- [What to do]
From the records below, pull each line that has "resources".

Interface dataset entries:
Content starts
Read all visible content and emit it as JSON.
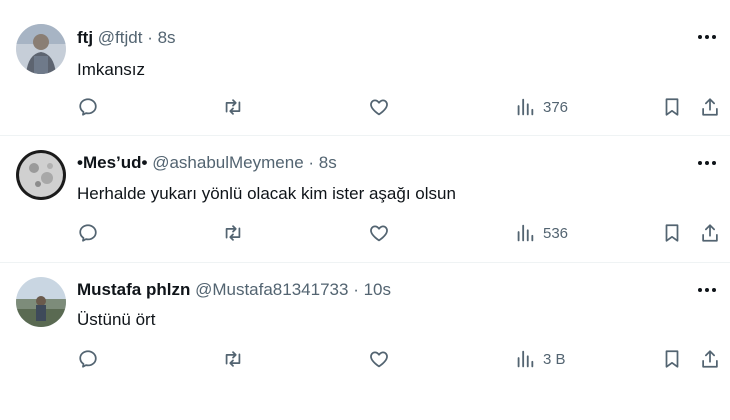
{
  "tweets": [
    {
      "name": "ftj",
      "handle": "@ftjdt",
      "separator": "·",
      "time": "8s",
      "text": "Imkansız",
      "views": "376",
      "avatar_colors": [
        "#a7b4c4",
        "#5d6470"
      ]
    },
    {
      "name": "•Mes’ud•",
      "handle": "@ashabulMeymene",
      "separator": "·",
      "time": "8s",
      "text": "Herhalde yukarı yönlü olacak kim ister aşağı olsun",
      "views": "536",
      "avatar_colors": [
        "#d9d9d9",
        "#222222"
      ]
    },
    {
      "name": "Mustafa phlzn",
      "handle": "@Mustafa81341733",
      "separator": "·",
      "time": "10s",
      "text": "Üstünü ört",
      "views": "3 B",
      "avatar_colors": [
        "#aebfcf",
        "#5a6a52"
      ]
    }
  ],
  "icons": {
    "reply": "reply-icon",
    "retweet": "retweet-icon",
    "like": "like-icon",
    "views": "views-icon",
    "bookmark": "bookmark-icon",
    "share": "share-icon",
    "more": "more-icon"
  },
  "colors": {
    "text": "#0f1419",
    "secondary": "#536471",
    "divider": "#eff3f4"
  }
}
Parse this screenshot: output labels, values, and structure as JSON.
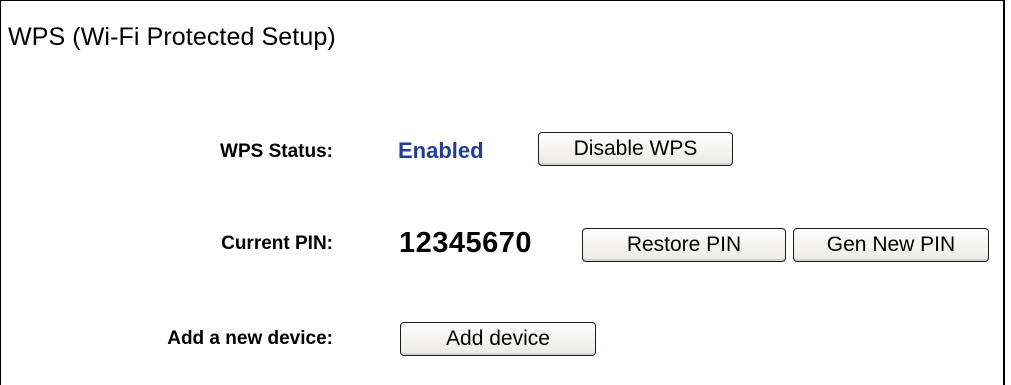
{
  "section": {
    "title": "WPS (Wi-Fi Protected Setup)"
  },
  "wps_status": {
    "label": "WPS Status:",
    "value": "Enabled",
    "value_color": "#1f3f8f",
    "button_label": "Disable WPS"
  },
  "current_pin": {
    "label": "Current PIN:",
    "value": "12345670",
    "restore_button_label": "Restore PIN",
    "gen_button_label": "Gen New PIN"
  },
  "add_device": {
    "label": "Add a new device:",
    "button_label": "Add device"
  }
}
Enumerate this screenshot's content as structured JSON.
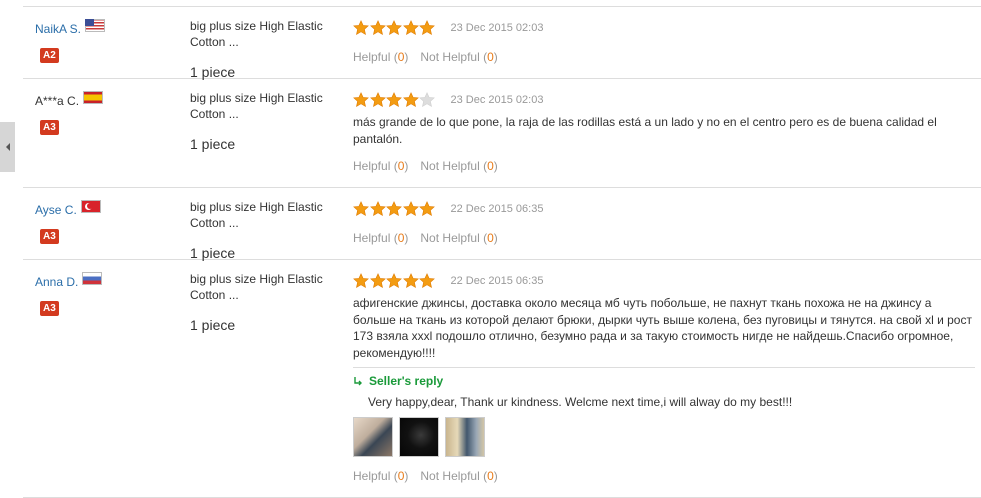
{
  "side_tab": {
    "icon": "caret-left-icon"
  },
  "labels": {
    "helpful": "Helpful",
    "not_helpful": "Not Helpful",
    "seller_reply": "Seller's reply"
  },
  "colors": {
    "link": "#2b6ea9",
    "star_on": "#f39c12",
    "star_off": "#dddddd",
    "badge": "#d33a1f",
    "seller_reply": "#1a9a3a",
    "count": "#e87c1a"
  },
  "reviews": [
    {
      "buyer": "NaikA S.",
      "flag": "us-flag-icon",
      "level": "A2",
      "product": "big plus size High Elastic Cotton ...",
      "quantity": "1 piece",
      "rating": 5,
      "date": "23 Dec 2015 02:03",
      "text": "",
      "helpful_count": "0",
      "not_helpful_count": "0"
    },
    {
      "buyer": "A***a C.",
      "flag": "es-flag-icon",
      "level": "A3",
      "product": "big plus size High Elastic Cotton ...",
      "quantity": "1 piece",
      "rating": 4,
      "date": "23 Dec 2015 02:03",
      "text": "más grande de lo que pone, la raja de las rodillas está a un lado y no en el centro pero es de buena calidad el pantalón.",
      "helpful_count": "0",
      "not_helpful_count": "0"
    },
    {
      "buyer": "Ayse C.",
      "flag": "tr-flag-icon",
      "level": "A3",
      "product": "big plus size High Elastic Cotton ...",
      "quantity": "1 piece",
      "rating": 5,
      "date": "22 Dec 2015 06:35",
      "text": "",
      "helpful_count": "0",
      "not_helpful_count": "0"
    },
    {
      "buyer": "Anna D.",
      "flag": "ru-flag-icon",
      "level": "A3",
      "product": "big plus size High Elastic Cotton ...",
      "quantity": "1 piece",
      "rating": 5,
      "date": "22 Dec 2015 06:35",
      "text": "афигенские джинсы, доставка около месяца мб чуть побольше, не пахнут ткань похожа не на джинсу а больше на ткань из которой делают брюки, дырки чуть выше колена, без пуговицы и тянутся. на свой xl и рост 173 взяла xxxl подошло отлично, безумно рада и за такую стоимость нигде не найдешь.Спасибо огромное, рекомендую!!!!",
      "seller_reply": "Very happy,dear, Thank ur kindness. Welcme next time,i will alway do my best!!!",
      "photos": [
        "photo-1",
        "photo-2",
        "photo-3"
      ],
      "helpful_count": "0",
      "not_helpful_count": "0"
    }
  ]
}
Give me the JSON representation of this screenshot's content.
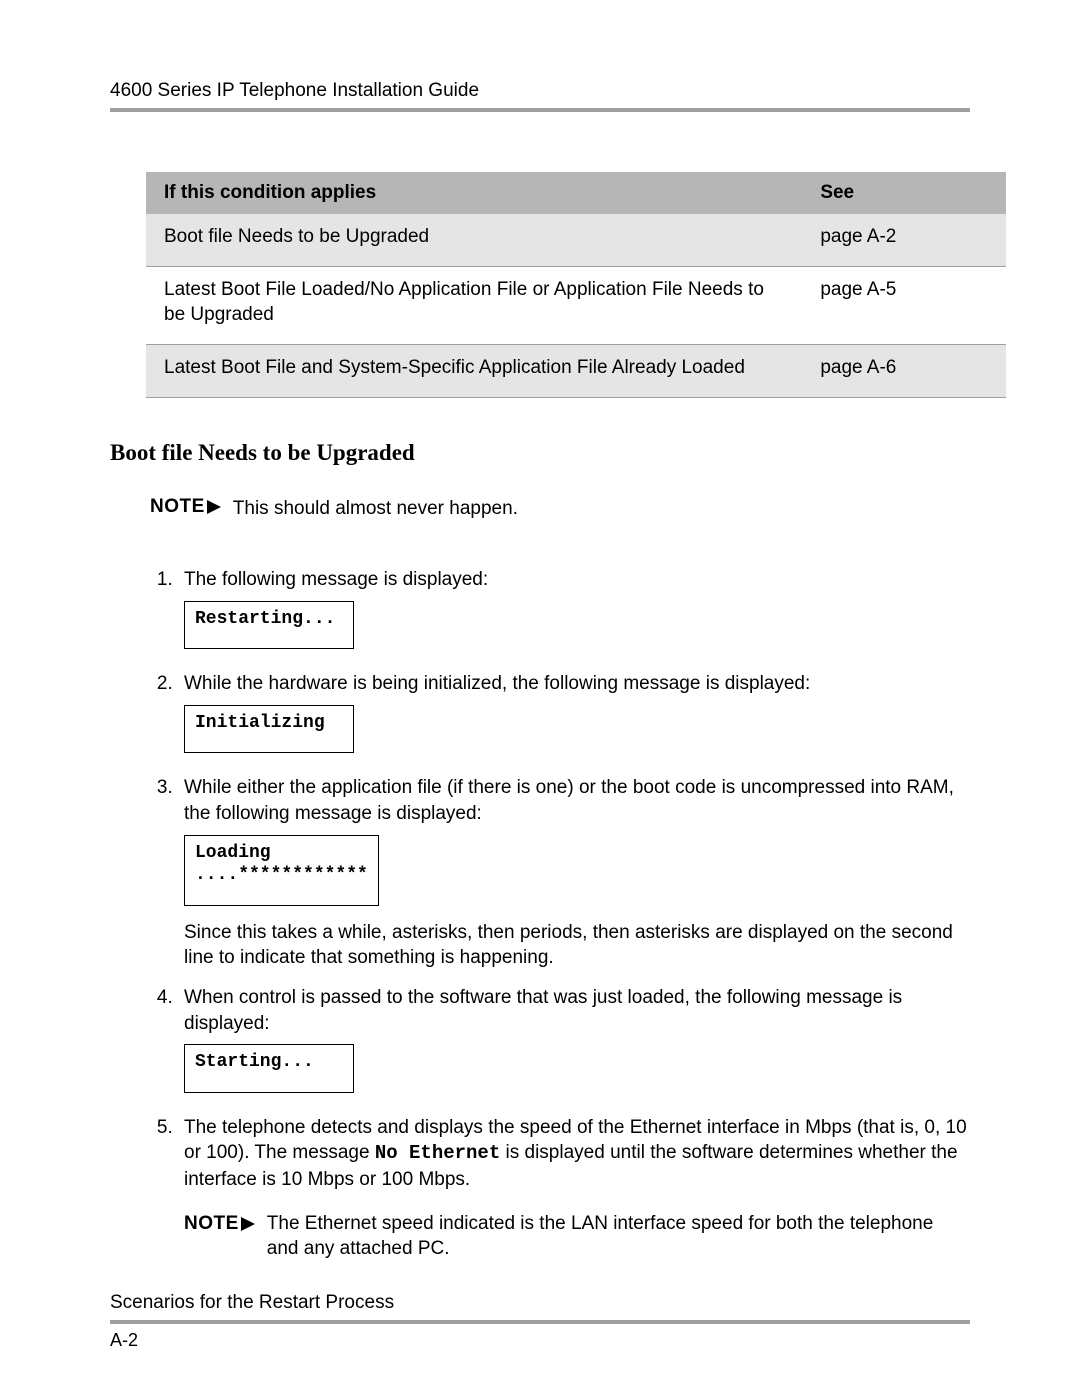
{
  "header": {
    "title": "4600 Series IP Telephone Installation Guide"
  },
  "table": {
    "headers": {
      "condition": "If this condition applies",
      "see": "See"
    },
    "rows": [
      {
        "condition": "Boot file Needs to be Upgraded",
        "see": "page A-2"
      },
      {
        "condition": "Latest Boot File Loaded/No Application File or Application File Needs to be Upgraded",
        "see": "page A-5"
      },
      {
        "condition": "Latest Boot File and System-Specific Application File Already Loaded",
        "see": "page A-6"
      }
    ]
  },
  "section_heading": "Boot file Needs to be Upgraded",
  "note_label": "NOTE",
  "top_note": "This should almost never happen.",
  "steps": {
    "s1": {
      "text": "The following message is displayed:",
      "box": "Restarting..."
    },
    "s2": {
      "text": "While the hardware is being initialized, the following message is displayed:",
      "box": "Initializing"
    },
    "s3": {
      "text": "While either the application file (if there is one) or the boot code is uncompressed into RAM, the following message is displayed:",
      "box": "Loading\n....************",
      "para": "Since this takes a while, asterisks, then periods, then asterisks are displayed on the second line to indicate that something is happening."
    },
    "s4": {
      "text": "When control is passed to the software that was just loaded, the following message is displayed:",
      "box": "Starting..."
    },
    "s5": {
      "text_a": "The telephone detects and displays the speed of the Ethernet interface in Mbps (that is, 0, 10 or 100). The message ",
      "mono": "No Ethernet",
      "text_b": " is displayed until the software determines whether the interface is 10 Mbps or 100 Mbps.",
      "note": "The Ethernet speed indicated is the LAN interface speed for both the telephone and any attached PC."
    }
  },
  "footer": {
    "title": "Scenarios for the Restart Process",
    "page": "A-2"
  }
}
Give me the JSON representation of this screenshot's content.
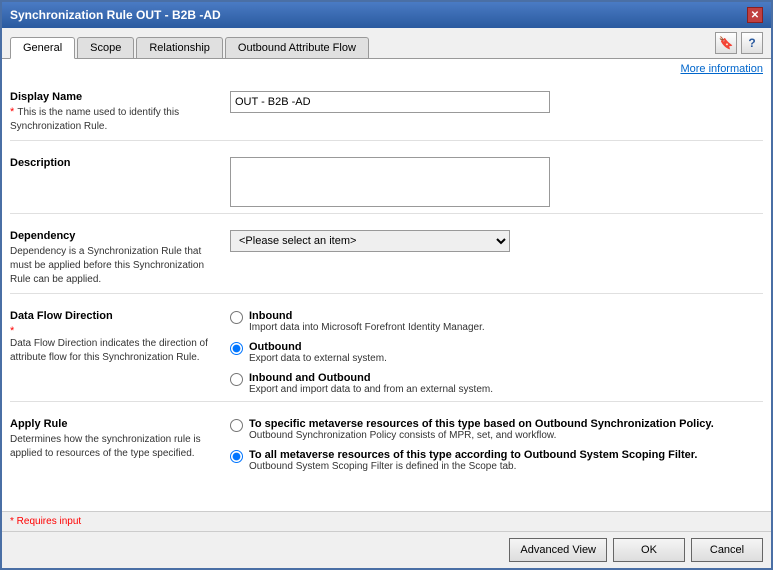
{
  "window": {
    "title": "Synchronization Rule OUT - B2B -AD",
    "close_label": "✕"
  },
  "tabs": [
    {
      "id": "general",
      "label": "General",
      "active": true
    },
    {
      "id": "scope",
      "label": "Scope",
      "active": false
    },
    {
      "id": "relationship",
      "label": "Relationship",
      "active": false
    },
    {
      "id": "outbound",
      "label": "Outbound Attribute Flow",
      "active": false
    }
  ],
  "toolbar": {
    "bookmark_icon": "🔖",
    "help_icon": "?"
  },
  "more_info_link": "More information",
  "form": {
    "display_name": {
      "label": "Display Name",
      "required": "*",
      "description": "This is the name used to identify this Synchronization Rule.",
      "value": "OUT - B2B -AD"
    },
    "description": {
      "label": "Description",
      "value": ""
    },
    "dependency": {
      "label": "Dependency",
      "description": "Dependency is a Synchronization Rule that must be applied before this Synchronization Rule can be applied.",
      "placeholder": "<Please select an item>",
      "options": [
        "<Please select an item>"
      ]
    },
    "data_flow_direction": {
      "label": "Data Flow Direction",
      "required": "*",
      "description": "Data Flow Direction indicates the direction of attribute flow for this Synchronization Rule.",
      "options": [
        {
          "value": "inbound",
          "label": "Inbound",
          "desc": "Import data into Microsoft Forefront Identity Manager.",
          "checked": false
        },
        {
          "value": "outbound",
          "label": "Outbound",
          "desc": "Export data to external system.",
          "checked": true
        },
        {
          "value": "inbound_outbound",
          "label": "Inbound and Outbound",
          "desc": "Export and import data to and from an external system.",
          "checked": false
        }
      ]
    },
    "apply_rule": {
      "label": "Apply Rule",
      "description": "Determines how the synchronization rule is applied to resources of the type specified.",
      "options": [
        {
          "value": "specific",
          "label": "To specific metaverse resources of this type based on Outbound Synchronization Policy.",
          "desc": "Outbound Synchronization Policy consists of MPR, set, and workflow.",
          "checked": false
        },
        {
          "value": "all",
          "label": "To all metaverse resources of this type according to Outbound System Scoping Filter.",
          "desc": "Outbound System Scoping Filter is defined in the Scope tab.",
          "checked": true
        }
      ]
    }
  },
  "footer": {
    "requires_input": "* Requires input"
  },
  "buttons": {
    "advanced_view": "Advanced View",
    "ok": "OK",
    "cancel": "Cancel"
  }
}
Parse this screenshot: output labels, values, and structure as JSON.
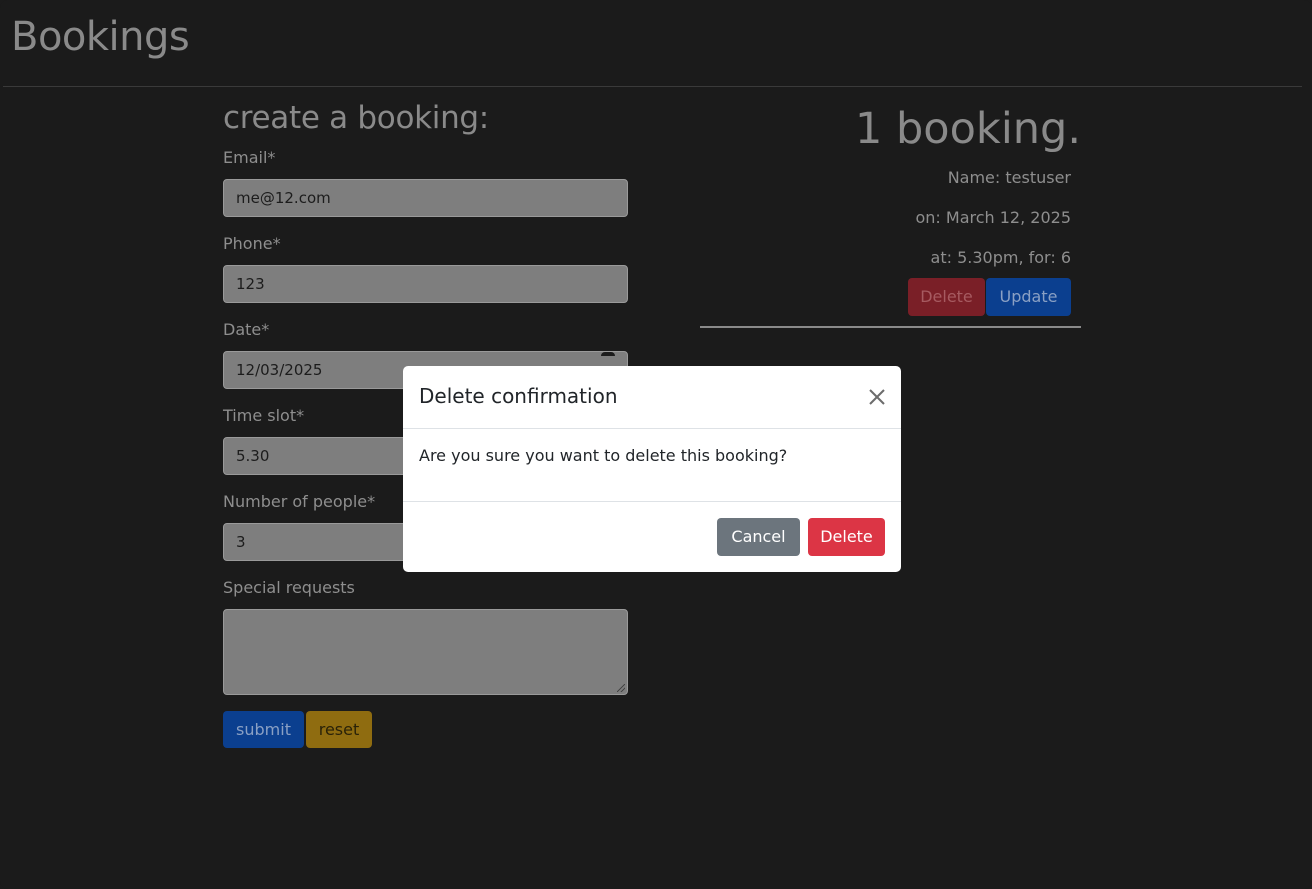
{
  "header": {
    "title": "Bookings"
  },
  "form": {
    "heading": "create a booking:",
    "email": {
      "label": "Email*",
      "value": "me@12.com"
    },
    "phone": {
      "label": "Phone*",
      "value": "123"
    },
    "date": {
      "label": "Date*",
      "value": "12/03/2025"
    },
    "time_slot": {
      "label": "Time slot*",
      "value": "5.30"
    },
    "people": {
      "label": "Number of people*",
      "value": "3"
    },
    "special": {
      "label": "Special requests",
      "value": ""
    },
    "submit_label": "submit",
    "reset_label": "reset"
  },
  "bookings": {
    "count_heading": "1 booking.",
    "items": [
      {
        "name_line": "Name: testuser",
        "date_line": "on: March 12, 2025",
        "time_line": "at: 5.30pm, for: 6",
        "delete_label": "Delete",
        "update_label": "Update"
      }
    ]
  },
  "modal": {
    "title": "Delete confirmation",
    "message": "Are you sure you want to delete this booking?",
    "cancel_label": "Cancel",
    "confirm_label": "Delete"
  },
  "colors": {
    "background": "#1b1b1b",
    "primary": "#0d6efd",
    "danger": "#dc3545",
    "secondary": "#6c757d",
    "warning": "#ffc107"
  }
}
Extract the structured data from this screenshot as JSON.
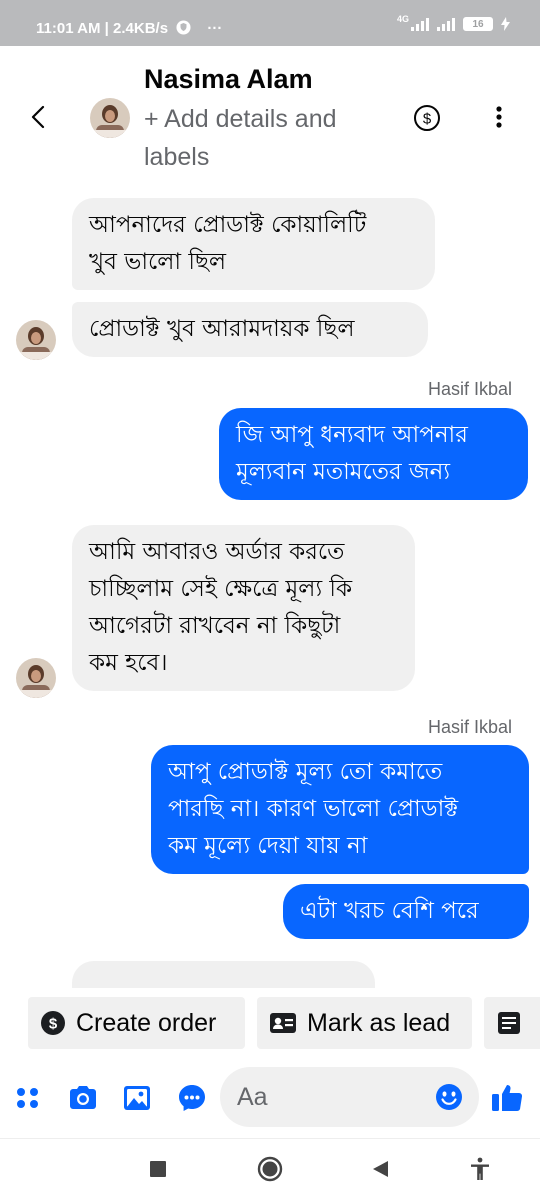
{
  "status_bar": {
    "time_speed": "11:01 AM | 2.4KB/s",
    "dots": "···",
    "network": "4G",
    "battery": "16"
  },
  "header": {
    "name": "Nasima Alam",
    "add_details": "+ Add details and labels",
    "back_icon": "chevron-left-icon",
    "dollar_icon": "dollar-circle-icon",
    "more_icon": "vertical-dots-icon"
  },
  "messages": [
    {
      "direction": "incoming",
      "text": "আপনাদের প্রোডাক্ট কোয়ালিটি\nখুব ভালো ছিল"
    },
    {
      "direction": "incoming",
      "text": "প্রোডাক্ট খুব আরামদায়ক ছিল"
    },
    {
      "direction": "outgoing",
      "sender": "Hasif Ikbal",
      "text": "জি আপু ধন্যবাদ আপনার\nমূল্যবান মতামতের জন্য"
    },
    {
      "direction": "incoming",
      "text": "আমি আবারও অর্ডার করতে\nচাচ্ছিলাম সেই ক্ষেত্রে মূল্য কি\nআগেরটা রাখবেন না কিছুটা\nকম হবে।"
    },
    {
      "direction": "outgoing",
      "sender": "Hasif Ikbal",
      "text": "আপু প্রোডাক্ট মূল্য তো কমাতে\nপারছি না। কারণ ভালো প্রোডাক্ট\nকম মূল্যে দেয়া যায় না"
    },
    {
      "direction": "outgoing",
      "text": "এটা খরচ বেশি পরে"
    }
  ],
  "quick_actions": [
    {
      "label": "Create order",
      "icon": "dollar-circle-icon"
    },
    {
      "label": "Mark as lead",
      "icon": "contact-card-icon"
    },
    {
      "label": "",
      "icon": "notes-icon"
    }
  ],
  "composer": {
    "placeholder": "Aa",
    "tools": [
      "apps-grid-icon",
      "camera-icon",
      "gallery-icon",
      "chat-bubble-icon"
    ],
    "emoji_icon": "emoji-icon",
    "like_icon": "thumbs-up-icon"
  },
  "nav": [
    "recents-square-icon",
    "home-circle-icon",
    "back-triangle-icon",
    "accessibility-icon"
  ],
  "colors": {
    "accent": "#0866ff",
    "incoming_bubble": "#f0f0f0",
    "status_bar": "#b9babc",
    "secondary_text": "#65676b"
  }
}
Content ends
- [Written reply]
      "description": "Determines how the synchronization rule is applied to resources of the type specified.",
          "label": "To specific metaverse resources of this type based on Outbound Synchronization Policy.",
          "label": "To all metaverse resources of this type according to Outbound System Scoping Filter.",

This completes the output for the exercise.